● WHAT YOU SHOULD DO
Reproduce the material that follows, keeping every line exactly as it is.

● WORKING DATA
== == ==
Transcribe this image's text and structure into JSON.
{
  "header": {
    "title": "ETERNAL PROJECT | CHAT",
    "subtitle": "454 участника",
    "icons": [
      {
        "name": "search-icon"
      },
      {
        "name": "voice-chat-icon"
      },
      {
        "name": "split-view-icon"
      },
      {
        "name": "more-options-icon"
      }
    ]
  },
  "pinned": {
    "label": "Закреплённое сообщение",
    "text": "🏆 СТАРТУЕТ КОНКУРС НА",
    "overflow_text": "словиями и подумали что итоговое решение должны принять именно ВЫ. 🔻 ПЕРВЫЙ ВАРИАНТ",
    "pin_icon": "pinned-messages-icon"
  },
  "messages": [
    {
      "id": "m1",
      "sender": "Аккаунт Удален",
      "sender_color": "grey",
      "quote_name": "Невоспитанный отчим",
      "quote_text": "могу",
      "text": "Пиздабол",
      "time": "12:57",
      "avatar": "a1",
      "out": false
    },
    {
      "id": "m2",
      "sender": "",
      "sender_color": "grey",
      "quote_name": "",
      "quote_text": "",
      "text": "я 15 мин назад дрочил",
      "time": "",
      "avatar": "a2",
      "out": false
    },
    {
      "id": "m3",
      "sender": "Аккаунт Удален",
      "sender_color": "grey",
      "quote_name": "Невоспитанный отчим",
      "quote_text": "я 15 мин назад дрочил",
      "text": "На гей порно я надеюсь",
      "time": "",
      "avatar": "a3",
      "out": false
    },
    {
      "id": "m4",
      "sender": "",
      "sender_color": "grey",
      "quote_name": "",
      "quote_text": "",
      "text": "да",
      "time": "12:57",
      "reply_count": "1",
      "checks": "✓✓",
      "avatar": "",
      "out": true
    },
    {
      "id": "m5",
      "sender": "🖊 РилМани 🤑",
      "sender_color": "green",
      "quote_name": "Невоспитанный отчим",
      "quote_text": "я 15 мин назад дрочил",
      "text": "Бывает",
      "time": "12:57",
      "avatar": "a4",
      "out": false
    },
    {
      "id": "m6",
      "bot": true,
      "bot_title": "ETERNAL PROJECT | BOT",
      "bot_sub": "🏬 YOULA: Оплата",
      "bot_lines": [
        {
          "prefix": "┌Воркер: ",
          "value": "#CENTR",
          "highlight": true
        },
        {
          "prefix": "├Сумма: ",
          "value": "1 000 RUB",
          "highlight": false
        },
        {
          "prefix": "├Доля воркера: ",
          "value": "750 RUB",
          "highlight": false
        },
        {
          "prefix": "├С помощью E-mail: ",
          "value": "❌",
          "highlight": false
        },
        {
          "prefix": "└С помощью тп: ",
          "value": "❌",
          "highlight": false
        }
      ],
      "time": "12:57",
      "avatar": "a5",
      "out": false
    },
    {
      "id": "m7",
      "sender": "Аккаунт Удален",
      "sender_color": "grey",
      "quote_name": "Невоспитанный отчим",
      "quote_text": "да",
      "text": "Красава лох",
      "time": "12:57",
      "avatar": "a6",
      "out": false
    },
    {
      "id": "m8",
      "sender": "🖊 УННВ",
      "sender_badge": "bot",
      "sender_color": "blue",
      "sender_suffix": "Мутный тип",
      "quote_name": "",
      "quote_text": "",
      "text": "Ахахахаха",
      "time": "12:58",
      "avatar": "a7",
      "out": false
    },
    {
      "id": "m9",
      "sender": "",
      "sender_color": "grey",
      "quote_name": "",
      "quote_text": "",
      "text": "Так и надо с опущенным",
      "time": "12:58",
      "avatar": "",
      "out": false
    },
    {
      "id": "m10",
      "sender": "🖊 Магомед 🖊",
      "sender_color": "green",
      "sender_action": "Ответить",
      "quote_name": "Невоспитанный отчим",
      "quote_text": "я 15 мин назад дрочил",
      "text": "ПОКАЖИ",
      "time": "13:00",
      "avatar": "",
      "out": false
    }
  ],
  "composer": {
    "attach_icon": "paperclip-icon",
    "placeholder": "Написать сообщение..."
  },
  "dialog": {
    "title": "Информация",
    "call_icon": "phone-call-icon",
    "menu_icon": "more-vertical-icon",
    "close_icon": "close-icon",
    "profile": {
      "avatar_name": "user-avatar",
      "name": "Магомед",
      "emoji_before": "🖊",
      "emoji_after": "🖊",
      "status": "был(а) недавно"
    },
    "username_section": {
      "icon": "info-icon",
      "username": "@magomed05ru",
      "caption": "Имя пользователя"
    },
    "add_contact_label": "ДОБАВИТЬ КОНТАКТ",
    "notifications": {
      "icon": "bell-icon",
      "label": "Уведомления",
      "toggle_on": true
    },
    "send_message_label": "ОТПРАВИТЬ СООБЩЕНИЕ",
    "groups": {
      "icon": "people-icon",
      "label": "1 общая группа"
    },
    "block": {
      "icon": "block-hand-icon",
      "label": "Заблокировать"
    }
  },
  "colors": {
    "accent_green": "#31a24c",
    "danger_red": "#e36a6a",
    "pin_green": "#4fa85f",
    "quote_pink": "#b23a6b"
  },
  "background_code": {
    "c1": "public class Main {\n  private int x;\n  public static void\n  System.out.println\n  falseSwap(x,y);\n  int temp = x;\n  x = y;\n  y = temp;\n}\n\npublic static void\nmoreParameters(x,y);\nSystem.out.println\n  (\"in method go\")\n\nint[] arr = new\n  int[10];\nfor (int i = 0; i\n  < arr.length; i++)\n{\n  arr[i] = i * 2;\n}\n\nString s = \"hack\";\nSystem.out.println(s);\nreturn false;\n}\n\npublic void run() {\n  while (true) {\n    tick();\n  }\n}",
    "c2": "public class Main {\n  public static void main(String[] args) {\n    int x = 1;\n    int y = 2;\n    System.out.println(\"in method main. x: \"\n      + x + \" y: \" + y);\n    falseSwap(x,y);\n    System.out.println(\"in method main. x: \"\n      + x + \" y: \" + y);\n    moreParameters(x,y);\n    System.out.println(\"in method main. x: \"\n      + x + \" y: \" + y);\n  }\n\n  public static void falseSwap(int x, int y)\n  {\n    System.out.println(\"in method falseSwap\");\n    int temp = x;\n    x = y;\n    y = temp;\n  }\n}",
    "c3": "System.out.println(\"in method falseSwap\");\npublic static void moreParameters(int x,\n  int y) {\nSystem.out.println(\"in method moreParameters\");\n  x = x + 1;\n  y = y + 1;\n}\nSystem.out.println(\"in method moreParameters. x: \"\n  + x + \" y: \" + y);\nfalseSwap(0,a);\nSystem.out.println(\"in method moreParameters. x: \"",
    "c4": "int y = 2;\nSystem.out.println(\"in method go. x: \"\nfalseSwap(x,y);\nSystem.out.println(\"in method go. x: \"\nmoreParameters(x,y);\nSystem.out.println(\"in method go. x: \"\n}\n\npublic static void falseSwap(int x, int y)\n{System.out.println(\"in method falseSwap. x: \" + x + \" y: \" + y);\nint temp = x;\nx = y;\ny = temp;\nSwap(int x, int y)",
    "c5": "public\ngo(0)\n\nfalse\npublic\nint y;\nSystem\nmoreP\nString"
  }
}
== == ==
● RESULT
Transcribe this image's text and structure into JSON.
{
  "header": {
    "title": "ETERNAL PROJECT | CHAT",
    "subtitle": "454 участника",
    "icons": [
      {
        "name": "search-icon"
      },
      {
        "name": "voice-chat-icon"
      },
      {
        "name": "split-view-icon"
      },
      {
        "name": "more-options-icon"
      }
    ]
  },
  "pinned": {
    "label": "Закреплённое сообщение",
    "text": "🏆 СТАРТУЕТ КОНКУРС НА",
    "overflow_text": "словиями и подумали что итоговое решение должны принять именно ВЫ. 🔻 ПЕРВЫЙ ВАРИАНТ",
    "pin_icon": "pinned-messages-icon"
  },
  "messages": [
    {
      "id": "m1",
      "sender": "Аккаунт Удален",
      "sender_color": "grey",
      "quote_name": "Невоспитанный отчим",
      "quote_text": "могу",
      "text": "Пиздабол",
      "time": "12:57",
      "avatar": "a1",
      "out": false
    },
    {
      "id": "m2",
      "sender": "",
      "sender_color": "grey",
      "quote_name": "",
      "quote_text": "",
      "text": "я 15 мин назад дрочил",
      "time": "",
      "avatar": "a2",
      "out": false
    },
    {
      "id": "m3",
      "sender": "Аккаунт Удален",
      "sender_color": "grey",
      "quote_name": "Невоспитанный отчим",
      "quote_text": "я 15 мин назад дрочил",
      "text": "На гей порно я надеюсь",
      "time": "",
      "avatar": "a3",
      "out": false
    },
    {
      "id": "m4",
      "sender": "",
      "sender_color": "grey",
      "quote_name": "",
      "quote_text": "",
      "text": "да",
      "time": "12:57",
      "reply_count": "1",
      "checks": "✓✓",
      "avatar": "",
      "out": true
    },
    {
      "id": "m5",
      "sender": "🖊 РилМани 🤑",
      "sender_color": "green",
      "quote_name": "Невоспитанный отчим",
      "quote_text": "я 15 мин назад дрочил",
      "text": "Бывает",
      "time": "12:57",
      "avatar": "a4",
      "out": false
    },
    {
      "id": "m6",
      "bot": true,
      "bot_title": "ETERNAL PROJECT | BOT",
      "bot_sub": "🏬 YOULA: Оплата",
      "bot_lines": [
        {
          "prefix": "┌Воркер: ",
          "value": "#CENTR",
          "highlight": true
        },
        {
          "prefix": "├Сумма: ",
          "value": "1 000 RUB",
          "highlight": false
        },
        {
          "prefix": "├Доля воркера: ",
          "value": "750 RUB",
          "highlight": false
        },
        {
          "prefix": "├С помощью E-mail: ",
          "value": "❌",
          "highlight": false
        },
        {
          "prefix": "└С помощью тп: ",
          "value": "❌",
          "highlight": false
        }
      ],
      "time": "12:57",
      "avatar": "a5",
      "out": false
    },
    {
      "id": "m7",
      "sender": "Аккаунт Удален",
      "sender_color": "grey",
      "quote_name": "Невоспитанный отчим",
      "quote_text": "да",
      "text": "Красава лох",
      "time": "12:57",
      "avatar": "a6",
      "out": false
    },
    {
      "id": "m8",
      "sender": "🖊 УННВ",
      "sender_badge": "bot",
      "sender_color": "blue",
      "sender_suffix": "Мутный тип",
      "quote_name": "",
      "quote_text": "",
      "text": "Ахахахаха",
      "time": "12:58",
      "avatar": "a7",
      "out": false
    },
    {
      "id": "m9",
      "sender": "",
      "sender_color": "grey",
      "quote_name": "",
      "quote_text": "",
      "text": "Так и надо с опущенным",
      "time": "12:58",
      "avatar": "",
      "out": false
    },
    {
      "id": "m10",
      "sender": "🖊 Магомед 🖊",
      "sender_color": "green",
      "sender_action": "Ответить",
      "quote_name": "Невоспитанный отчим",
      "quote_text": "я 15 мин назад дрочил",
      "text": "ПОКАЖИ",
      "time": "13:00",
      "avatar": "",
      "out": false
    }
  ],
  "composer": {
    "attach_icon": "paperclip-icon",
    "placeholder": "Написать сообщение..."
  },
  "dialog": {
    "title": "Информация",
    "call_icon": "phone-call-icon",
    "menu_icon": "more-vertical-icon",
    "close_icon": "close-icon",
    "profile": {
      "avatar_name": "user-avatar",
      "name": "Магомед",
      "emoji_before": "🖊",
      "emoji_after": "🖊",
      "status": "был(а) недавно"
    },
    "username_section": {
      "icon": "info-icon",
      "username": "@magomed05ru",
      "caption": "Имя пользователя"
    },
    "add_contact_label": "ДОБАВИТЬ КОНТАКТ",
    "notifications": {
      "icon": "bell-icon",
      "label": "Уведомления",
      "toggle_on": true
    },
    "send_message_label": "ОТПРАВИТЬ СООБЩЕНИЕ",
    "groups": {
      "icon": "people-icon",
      "label": "1 общая группа"
    },
    "block": {
      "icon": "block-hand-icon",
      "label": "Заблокировать"
    }
  },
  "colors": {
    "accent_green": "#31a24c",
    "danger_red": "#e36a6a",
    "pin_green": "#4fa85f",
    "quote_pink": "#b23a6b"
  },
  "background_code": {
    "c1": "public class Main {\n  private int x;\n  public static void\n  System.out.println\n  falseSwap(x,y);\n  int temp = x;\n  x = y;\n  y = temp;\n}\n\npublic static void\nmoreParameters(x,y);\nSystem.out.println\n  (\"in method go\")\n\nint[] arr = new\n  int[10];\nfor (int i = 0; i\n  < arr.length; i++)\n{\n  arr[i] = i * 2;\n}\n\nString s = \"hack\";\nSystem.out.println(s);\nreturn false;\n}\n\npublic void run() {\n  while (true) {\n    tick();\n  }\n}",
    "c2": "public class Main {\n  public static void main(String[] args) {\n    int x = 1;\n    int y = 2;\n    System.out.println(\"in method main. x: \"\n      + x + \" y: \" + y);\n    falseSwap(x,y);\n    System.out.println(\"in method main. x: \"\n      + x + \" y: \" + y);\n    moreParameters(x,y);\n    System.out.println(\"in method main. x: \"\n      + x + \" y: \" + y);\n  }\n\n  public static void falseSwap(int x, int y)\n  {\n    System.out.println(\"in method falseSwap\");\n    int temp = x;\n    x = y;\n    y = temp;\n  }\n}",
    "c3": "System.out.println(\"in method falseSwap\");\npublic static void moreParameters(int x,\n  int y) {\nSystem.out.println(\"in method moreParameters\");\n  x = x + 1;\n  y = y + 1;\n}\nSystem.out.println(\"in method moreParameters. x: \"\n  + x + \" y: \" + y);\nfalseSwap(0,a);\nSystem.out.println(\"in method moreParameters. x: \"",
    "c4": "int y = 2;\nSystem.out.println(\"in method go. x: \"\nfalseSwap(x,y);\nSystem.out.println(\"in method go. x: \"\nmoreParameters(x,y);\nSystem.out.println(\"in method go. x: \"\n}\n\npublic static void falseSwap(int x, int y)\n{System.out.println(\"in method falseSwap. x: \" + x + \" y: \" + y);\nint temp = x;\nx = y;\ny = temp;\nSwap(int x, int y)",
    "c5": "public\ngo(0)\n\nfalse\npublic\nint y;\nSystem\nmoreP\nString"
  }
}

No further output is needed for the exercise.